#### [Task brief]
Pictures stay out, but every line of the data is copied exactly.

#### [Data to process]
┏━━

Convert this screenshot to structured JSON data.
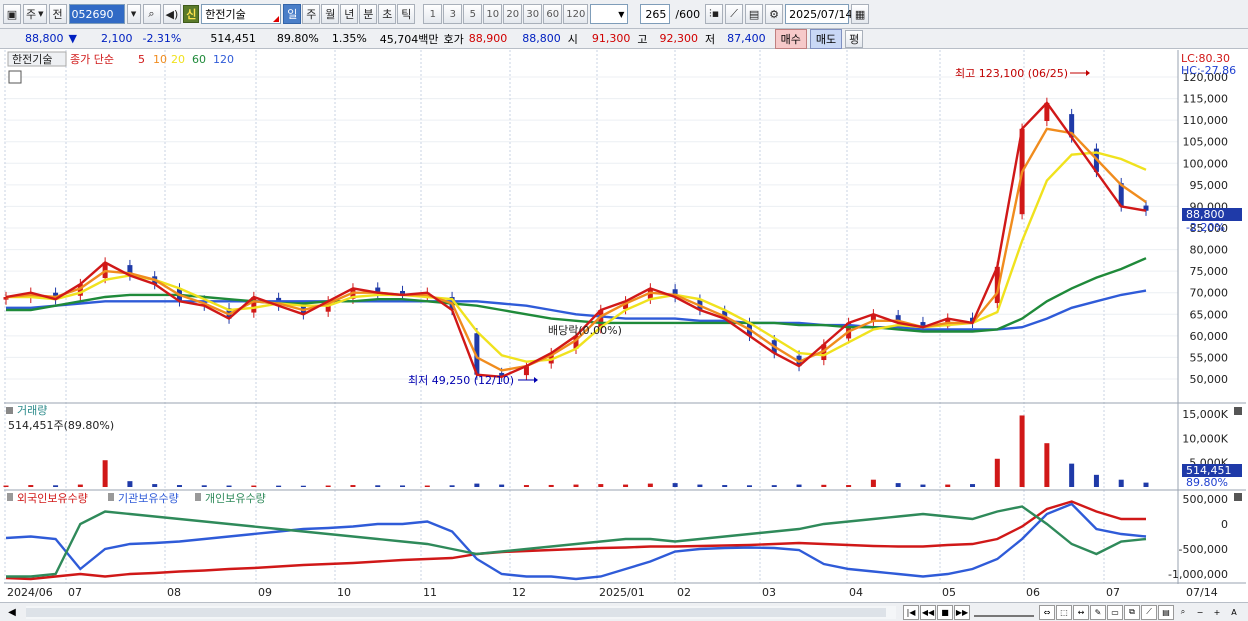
{
  "toolbar": {
    "type_select": "주",
    "prev_label": "전",
    "code": "052690",
    "sin_badge": "신",
    "stock_name": "한전기술",
    "period_tabs": [
      "일",
      "주",
      "월",
      "년",
      "분",
      "초",
      "틱"
    ],
    "active_period": "일",
    "interval_options": [
      "1",
      "3",
      "5",
      "10",
      "20",
      "30",
      "60",
      "120"
    ],
    "count": "265",
    "count_max": "/600",
    "date": "2025/07/14"
  },
  "quote": {
    "price": "88,800",
    "direction": "▼",
    "change": "2,100",
    "change_pct": "-2.31%",
    "volume": "514,451",
    "volume_ratio": "89.80%",
    "turnover": "1.35%",
    "amount": "45,704백만",
    "bid_label": "호가",
    "bid_price": "88,900",
    "ask_price": "88,800",
    "open_label": "시",
    "open": "91,300",
    "high_label": "고",
    "high": "92,300",
    "low_label": "저",
    "low": "87,400",
    "buy_label": "매수",
    "sell_label": "매도",
    "flat_label": "평"
  },
  "price_panel": {
    "legend_name": "한전기술",
    "legend_ma_label": "종가 단순",
    "ma_periods": [
      "5",
      "10",
      "20",
      "60",
      "120"
    ],
    "ma_colors": [
      "#d01818",
      "#f08c1e",
      "#f0e21e",
      "#1f8a3a",
      "#2f5bd8"
    ],
    "lc_label": "LC:80.30",
    "hc_label": "HC:-27.86",
    "max_annotation": "최고 123,100 (06/25)",
    "min_annotation": "최저 49,250 (12/10)",
    "dividend_annotation": "배당락(0.00%)",
    "current_price_tag": "88,800",
    "current_change_tag": "-2.20%"
  },
  "volume_panel": {
    "title": "거래량",
    "value_label": "514,451주(89.80%)",
    "current_tag": "514,451",
    "current_ratio": "89.80%"
  },
  "holdings_panel": {
    "series_labels": [
      "외국인보유수량",
      "기관보유수량",
      "개인보유수량"
    ],
    "series_colors": [
      "#d01818",
      "#2f5bd8",
      "#2f8a5a"
    ]
  },
  "chart_data": {
    "type": "line",
    "price_axis": [
      "120,000",
      "115,000",
      "110,000",
      "105,000",
      "100,000",
      "95,000",
      "90,000",
      "85,000",
      "80,000",
      "75,000",
      "70,000",
      "65,000",
      "60,000",
      "55,000",
      "50,000"
    ],
    "volume_axis": [
      "15,000K",
      "10,000K",
      "5,000K"
    ],
    "holdings_axis": [
      "500,000",
      "0",
      "-500,000",
      "-1,000,000"
    ],
    "x_labels": [
      "2024/06",
      "07",
      "08",
      "09",
      "10",
      "11",
      "12",
      "2025/01",
      "02",
      "03",
      "04",
      "05",
      "06",
      "07"
    ],
    "x_current": "07/14",
    "ma5": [
      69000,
      70000,
      68500,
      72000,
      77000,
      74000,
      72000,
      68000,
      67000,
      64000,
      69000,
      67000,
      65000,
      68000,
      71000,
      70000,
      69500,
      70000,
      66000,
      51000,
      50500,
      53000,
      56000,
      60000,
      66000,
      68000,
      71000,
      69000,
      66000,
      64000,
      60000,
      56000,
      53000,
      58000,
      63000,
      65000,
      63000,
      62000,
      64000,
      63000,
      76000,
      108000,
      114000,
      106000,
      98000,
      90000,
      89000
    ],
    "ma10": [
      69000,
      69500,
      69000,
      71000,
      75000,
      74500,
      73000,
      69500,
      67500,
      65000,
      68000,
      67500,
      66000,
      67500,
      70000,
      70000,
      69500,
      69500,
      67500,
      55000,
      52000,
      53000,
      55500,
      59000,
      64500,
      67500,
      70000,
      69500,
      67000,
      64500,
      61500,
      57500,
      54000,
      56500,
      61000,
      63500,
      63500,
      62000,
      63000,
      63000,
      70000,
      98000,
      108000,
      107000,
      101000,
      95000,
      91000
    ],
    "ma20": [
      69000,
      69000,
      68500,
      70000,
      73000,
      74000,
      73000,
      71000,
      68500,
      66000,
      66500,
      67500,
      67000,
      67000,
      69000,
      69500,
      69500,
      69000,
      68500,
      61000,
      55500,
      54000,
      54500,
      57000,
      62000,
      66000,
      68500,
      69500,
      68500,
      66000,
      63000,
      59500,
      56000,
      55500,
      58500,
      61500,
      62500,
      62000,
      62500,
      63000,
      65500,
      82000,
      96000,
      102000,
      102500,
      101000,
      98500
    ],
    "ma60": [
      66000,
      66000,
      67000,
      68000,
      69000,
      69500,
      69500,
      69500,
      69000,
      68500,
      68000,
      67500,
      67500,
      68000,
      68000,
      68500,
      68500,
      68000,
      67500,
      67000,
      66000,
      65000,
      64000,
      63500,
      63000,
      63000,
      63000,
      63000,
      63000,
      63000,
      63000,
      63000,
      62500,
      62500,
      62000,
      62000,
      61500,
      61000,
      61000,
      61000,
      61500,
      64000,
      68000,
      71000,
      73500,
      75500,
      78000
    ],
    "ma120": [
      66500,
      66500,
      67000,
      67500,
      68000,
      68000,
      68000,
      68000,
      68000,
      68000,
      68000,
      68000,
      68000,
      68000,
      68000,
      68000,
      68000,
      68000,
      68000,
      68000,
      67500,
      67000,
      66000,
      65000,
      64500,
      64000,
      64000,
      64000,
      63500,
      63500,
      63000,
      63000,
      63000,
      62500,
      62500,
      62000,
      62000,
      61500,
      61500,
      61500,
      61500,
      62000,
      64000,
      66500,
      68000,
      69500,
      70500
    ],
    "volume_k": [
      300,
      400,
      350,
      500,
      5500,
      1200,
      600,
      400,
      350,
      300,
      300,
      280,
      260,
      300,
      400,
      350,
      320,
      300,
      350,
      700,
      500,
      400,
      420,
      500,
      600,
      500,
      700,
      800,
      500,
      400,
      350,
      380,
      500,
      450,
      400,
      1500,
      800,
      500,
      500,
      600,
      5800,
      14700,
      9000,
      4800,
      2500,
      1500,
      900
    ],
    "foreign_k": [
      -1080,
      -1100,
      -1050,
      -1000,
      -1050,
      -1000,
      -980,
      -950,
      -930,
      -900,
      -880,
      -850,
      -820,
      -800,
      -780,
      -750,
      -720,
      -700,
      -680,
      -600,
      -560,
      -540,
      -520,
      -500,
      -480,
      -470,
      -450,
      -450,
      -440,
      -430,
      -420,
      -400,
      -380,
      -400,
      -420,
      -440,
      -450,
      -450,
      -420,
      -400,
      -300,
      -50,
      300,
      450,
      250,
      100,
      100
    ],
    "institution_k": [
      -280,
      -250,
      -300,
      -900,
      -500,
      -400,
      -380,
      -350,
      -300,
      -250,
      -200,
      -150,
      -100,
      -80,
      -50,
      0,
      0,
      50,
      -150,
      -700,
      -1000,
      -1050,
      -1050,
      -1100,
      -1050,
      -900,
      -750,
      -550,
      -500,
      -480,
      -470,
      -480,
      -520,
      -800,
      -900,
      -950,
      -1000,
      -1050,
      -1000,
      -900,
      -700,
      -300,
      200,
      400,
      -100,
      -200,
      -250
    ],
    "individual_k": [
      -1050,
      -1050,
      -1000,
      0,
      250,
      200,
      150,
      100,
      50,
      0,
      -50,
      -100,
      -150,
      -200,
      -250,
      -300,
      -350,
      -400,
      -500,
      -600,
      -550,
      -500,
      -450,
      -400,
      -350,
      -300,
      -300,
      -350,
      -300,
      -250,
      -200,
      -150,
      -100,
      0,
      50,
      100,
      150,
      200,
      150,
      100,
      250,
      350,
      0,
      -400,
      -600,
      -350,
      -300
    ]
  }
}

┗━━

#### [Your solution]
Convert this screenshot to structured JSON data.
{
  "toolbar": {
    "type_select": "주",
    "prev_label": "전",
    "code": "052690",
    "sin_badge": "신",
    "stock_name": "한전기술",
    "period_tabs": [
      "일",
      "주",
      "월",
      "년",
      "분",
      "초",
      "틱"
    ],
    "active_period": "일",
    "interval_options": [
      "1",
      "3",
      "5",
      "10",
      "20",
      "30",
      "60",
      "120"
    ],
    "count": "265",
    "count_max": "/600",
    "date": "2025/07/14"
  },
  "quote": {
    "price": "88,800",
    "direction": "▼",
    "change": "2,100",
    "change_pct": "-2.31%",
    "volume": "514,451",
    "volume_ratio": "89.80%",
    "turnover": "1.35%",
    "amount": "45,704백만",
    "bid_label": "호가",
    "bid_price": "88,900",
    "ask_price": "88,800",
    "open_label": "시",
    "open": "91,300",
    "high_label": "고",
    "high": "92,300",
    "low_label": "저",
    "low": "87,400",
    "buy_label": "매수",
    "sell_label": "매도",
    "flat_label": "평"
  },
  "price_panel": {
    "legend_name": "한전기술",
    "legend_ma_label": "종가 단순",
    "ma_periods": [
      "5",
      "10",
      "20",
      "60",
      "120"
    ],
    "ma_colors": [
      "#d01818",
      "#f08c1e",
      "#f0e21e",
      "#1f8a3a",
      "#2f5bd8"
    ],
    "lc_label": "LC:80.30",
    "hc_label": "HC:-27.86",
    "max_annotation": "최고 123,100 (06/25)",
    "min_annotation": "최저 49,250 (12/10)",
    "dividend_annotation": "배당락(0.00%)",
    "current_price_tag": "88,800",
    "current_change_tag": "-2.20%"
  },
  "volume_panel": {
    "title": "거래량",
    "value_label": "514,451주(89.80%)",
    "current_tag": "514,451",
    "current_ratio": "89.80%"
  },
  "holdings_panel": {
    "series_labels": [
      "외국인보유수량",
      "기관보유수량",
      "개인보유수량"
    ],
    "series_colors": [
      "#d01818",
      "#2f5bd8",
      "#2f8a5a"
    ]
  },
  "chart_data": {
    "type": "line",
    "price_axis": [
      "120,000",
      "115,000",
      "110,000",
      "105,000",
      "100,000",
      "95,000",
      "90,000",
      "85,000",
      "80,000",
      "75,000",
      "70,000",
      "65,000",
      "60,000",
      "55,000",
      "50,000"
    ],
    "volume_axis": [
      "15,000K",
      "10,000K",
      "5,000K"
    ],
    "holdings_axis": [
      "500,000",
      "0",
      "-500,000",
      "-1,000,000"
    ],
    "x_labels": [
      "2024/06",
      "07",
      "08",
      "09",
      "10",
      "11",
      "12",
      "2025/01",
      "02",
      "03",
      "04",
      "05",
      "06",
      "07"
    ],
    "x_current": "07/14",
    "ma5": [
      69000,
      70000,
      68500,
      72000,
      77000,
      74000,
      72000,
      68000,
      67000,
      64000,
      69000,
      67000,
      65000,
      68000,
      71000,
      70000,
      69500,
      70000,
      66000,
      51000,
      50500,
      53000,
      56000,
      60000,
      66000,
      68000,
      71000,
      69000,
      66000,
      64000,
      60000,
      56000,
      53000,
      58000,
      63000,
      65000,
      63000,
      62000,
      64000,
      63000,
      76000,
      108000,
      114000,
      106000,
      98000,
      90000,
      89000
    ],
    "ma10": [
      69000,
      69500,
      69000,
      71000,
      75000,
      74500,
      73000,
      69500,
      67500,
      65000,
      68000,
      67500,
      66000,
      67500,
      70000,
      70000,
      69500,
      69500,
      67500,
      55000,
      52000,
      53000,
      55500,
      59000,
      64500,
      67500,
      70000,
      69500,
      67000,
      64500,
      61500,
      57500,
      54000,
      56500,
      61000,
      63500,
      63500,
      62000,
      63000,
      63000,
      70000,
      98000,
      108000,
      107000,
      101000,
      95000,
      91000
    ],
    "ma20": [
      69000,
      69000,
      68500,
      70000,
      73000,
      74000,
      73000,
      71000,
      68500,
      66000,
      66500,
      67500,
      67000,
      67000,
      69000,
      69500,
      69500,
      69000,
      68500,
      61000,
      55500,
      54000,
      54500,
      57000,
      62000,
      66000,
      68500,
      69500,
      68500,
      66000,
      63000,
      59500,
      56000,
      55500,
      58500,
      61500,
      62500,
      62000,
      62500,
      63000,
      65500,
      82000,
      96000,
      102000,
      102500,
      101000,
      98500
    ],
    "ma60": [
      66000,
      66000,
      67000,
      68000,
      69000,
      69500,
      69500,
      69500,
      69000,
      68500,
      68000,
      67500,
      67500,
      68000,
      68000,
      68500,
      68500,
      68000,
      67500,
      67000,
      66000,
      65000,
      64000,
      63500,
      63000,
      63000,
      63000,
      63000,
      63000,
      63000,
      63000,
      63000,
      62500,
      62500,
      62000,
      62000,
      61500,
      61000,
      61000,
      61000,
      61500,
      64000,
      68000,
      71000,
      73500,
      75500,
      78000
    ],
    "ma120": [
      66500,
      66500,
      67000,
      67500,
      68000,
      68000,
      68000,
      68000,
      68000,
      68000,
      68000,
      68000,
      68000,
      68000,
      68000,
      68000,
      68000,
      68000,
      68000,
      68000,
      67500,
      67000,
      66000,
      65000,
      64500,
      64000,
      64000,
      64000,
      63500,
      63500,
      63000,
      63000,
      63000,
      62500,
      62500,
      62000,
      62000,
      61500,
      61500,
      61500,
      61500,
      62000,
      64000,
      66500,
      68000,
      69500,
      70500
    ],
    "volume_k": [
      300,
      400,
      350,
      500,
      5500,
      1200,
      600,
      400,
      350,
      300,
      300,
      280,
      260,
      300,
      400,
      350,
      320,
      300,
      350,
      700,
      500,
      400,
      420,
      500,
      600,
      500,
      700,
      800,
      500,
      400,
      350,
      380,
      500,
      450,
      400,
      1500,
      800,
      500,
      500,
      600,
      5800,
      14700,
      9000,
      4800,
      2500,
      1500,
      900
    ],
    "foreign_k": [
      -1080,
      -1100,
      -1050,
      -1000,
      -1050,
      -1000,
      -980,
      -950,
      -930,
      -900,
      -880,
      -850,
      -820,
      -800,
      -780,
      -750,
      -720,
      -700,
      -680,
      -600,
      -560,
      -540,
      -520,
      -500,
      -480,
      -470,
      -450,
      -450,
      -440,
      -430,
      -420,
      -400,
      -380,
      -400,
      -420,
      -440,
      -450,
      -450,
      -420,
      -400,
      -300,
      -50,
      300,
      450,
      250,
      100,
      100
    ],
    "institution_k": [
      -280,
      -250,
      -300,
      -900,
      -500,
      -400,
      -380,
      -350,
      -300,
      -250,
      -200,
      -150,
      -100,
      -80,
      -50,
      0,
      0,
      50,
      -150,
      -700,
      -1000,
      -1050,
      -1050,
      -1100,
      -1050,
      -900,
      -750,
      -550,
      -500,
      -480,
      -470,
      -480,
      -520,
      -800,
      -900,
      -950,
      -1000,
      -1050,
      -1000,
      -900,
      -700,
      -300,
      200,
      400,
      -100,
      -200,
      -250
    ],
    "individual_k": [
      -1050,
      -1050,
      -1000,
      0,
      250,
      200,
      150,
      100,
      50,
      0,
      -50,
      -100,
      -150,
      -200,
      -250,
      -300,
      -350,
      -400,
      -500,
      -600,
      -550,
      -500,
      -450,
      -400,
      -350,
      -300,
      -300,
      -350,
      -300,
      -250,
      -200,
      -150,
      -100,
      0,
      50,
      100,
      150,
      200,
      150,
      100,
      250,
      350,
      0,
      -400,
      -600,
      -350,
      -300
    ]
  }
}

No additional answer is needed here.